• _Brief_
From the records below, work out how many lines carry the string "values". Leave out everything but the number.
━━━━━━━━━━
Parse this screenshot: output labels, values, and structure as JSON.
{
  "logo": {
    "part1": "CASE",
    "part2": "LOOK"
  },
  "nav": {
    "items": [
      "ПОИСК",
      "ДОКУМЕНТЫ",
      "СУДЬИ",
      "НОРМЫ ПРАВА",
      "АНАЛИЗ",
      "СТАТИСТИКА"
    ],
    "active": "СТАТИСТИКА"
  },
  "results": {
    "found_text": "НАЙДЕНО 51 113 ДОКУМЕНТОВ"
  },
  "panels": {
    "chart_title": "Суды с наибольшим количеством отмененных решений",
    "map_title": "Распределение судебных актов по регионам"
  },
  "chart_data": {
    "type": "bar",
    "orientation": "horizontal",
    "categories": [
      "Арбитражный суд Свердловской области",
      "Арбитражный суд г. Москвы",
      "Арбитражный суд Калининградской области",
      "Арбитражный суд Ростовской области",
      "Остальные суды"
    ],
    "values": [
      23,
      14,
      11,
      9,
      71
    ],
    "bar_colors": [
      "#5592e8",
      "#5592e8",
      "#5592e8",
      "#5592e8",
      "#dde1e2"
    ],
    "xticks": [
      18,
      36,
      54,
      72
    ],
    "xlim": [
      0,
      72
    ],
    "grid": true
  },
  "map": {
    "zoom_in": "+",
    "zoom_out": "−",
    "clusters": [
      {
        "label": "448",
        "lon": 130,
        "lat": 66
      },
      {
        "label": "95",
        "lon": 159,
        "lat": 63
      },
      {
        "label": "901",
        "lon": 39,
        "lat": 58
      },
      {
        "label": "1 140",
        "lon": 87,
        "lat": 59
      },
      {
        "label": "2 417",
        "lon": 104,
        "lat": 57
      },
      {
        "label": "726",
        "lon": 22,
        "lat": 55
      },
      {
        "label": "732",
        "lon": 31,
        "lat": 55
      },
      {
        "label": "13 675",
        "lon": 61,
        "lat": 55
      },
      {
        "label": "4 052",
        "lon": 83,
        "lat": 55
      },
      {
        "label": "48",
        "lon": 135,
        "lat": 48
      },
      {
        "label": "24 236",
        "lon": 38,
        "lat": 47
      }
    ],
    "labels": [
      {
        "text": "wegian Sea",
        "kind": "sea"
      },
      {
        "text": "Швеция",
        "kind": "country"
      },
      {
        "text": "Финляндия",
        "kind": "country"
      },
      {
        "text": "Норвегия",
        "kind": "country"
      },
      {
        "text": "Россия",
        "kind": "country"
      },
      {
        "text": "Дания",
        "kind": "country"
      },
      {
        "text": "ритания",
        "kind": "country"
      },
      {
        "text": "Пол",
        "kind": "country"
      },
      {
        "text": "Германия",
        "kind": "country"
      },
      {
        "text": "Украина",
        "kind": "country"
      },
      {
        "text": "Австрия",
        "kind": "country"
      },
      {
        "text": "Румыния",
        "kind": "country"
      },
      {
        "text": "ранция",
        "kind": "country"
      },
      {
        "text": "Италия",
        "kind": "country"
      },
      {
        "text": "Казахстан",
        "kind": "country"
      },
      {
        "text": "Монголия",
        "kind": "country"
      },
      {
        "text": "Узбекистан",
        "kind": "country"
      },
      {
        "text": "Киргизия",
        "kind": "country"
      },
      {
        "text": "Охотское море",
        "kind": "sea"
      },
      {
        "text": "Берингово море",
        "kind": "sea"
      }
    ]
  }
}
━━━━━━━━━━
• _Response to this task_
2